Excerpted data =
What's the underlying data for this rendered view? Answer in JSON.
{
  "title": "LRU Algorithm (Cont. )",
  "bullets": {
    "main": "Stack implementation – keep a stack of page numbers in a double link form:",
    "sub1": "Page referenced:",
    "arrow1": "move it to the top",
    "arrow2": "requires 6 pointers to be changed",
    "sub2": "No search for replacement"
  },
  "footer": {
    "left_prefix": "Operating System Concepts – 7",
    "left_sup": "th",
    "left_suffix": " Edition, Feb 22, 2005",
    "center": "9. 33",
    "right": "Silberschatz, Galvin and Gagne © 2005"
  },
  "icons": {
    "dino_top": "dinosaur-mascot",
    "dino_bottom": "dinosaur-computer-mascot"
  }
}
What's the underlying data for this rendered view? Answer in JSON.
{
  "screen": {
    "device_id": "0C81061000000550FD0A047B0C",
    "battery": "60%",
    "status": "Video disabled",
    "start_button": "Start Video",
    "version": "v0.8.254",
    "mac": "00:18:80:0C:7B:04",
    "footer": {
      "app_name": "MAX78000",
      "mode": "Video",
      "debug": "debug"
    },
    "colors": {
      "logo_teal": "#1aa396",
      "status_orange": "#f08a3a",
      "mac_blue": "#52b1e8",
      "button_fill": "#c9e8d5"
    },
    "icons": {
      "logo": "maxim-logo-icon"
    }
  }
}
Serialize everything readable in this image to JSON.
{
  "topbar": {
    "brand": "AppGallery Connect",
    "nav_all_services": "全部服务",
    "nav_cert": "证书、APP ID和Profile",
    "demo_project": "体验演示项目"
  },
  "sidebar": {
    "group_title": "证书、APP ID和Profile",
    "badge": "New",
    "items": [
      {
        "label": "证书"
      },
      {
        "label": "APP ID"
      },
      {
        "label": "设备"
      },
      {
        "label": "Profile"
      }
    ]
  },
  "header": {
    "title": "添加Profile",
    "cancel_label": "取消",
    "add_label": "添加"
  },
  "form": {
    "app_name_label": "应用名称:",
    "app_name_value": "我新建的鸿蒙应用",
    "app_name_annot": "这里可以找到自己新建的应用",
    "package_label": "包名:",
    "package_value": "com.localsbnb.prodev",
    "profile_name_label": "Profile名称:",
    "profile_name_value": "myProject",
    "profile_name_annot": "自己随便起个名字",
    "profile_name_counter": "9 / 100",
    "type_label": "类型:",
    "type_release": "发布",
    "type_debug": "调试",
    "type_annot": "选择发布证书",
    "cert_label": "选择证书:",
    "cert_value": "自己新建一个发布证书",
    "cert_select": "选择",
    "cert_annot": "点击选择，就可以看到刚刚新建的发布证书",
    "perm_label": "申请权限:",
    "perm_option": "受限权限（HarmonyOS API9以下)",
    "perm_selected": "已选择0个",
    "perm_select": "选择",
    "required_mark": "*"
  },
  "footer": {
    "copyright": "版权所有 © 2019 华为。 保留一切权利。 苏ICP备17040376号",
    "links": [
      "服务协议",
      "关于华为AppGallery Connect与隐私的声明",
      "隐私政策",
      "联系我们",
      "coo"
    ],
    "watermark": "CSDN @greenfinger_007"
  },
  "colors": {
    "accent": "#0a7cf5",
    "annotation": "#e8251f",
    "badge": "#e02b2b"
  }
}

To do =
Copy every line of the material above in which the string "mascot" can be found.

Exercise result =
    "dino_top": "dinosaur-mascot",
    "dino_bottom": "dinosaur-computer-mascot"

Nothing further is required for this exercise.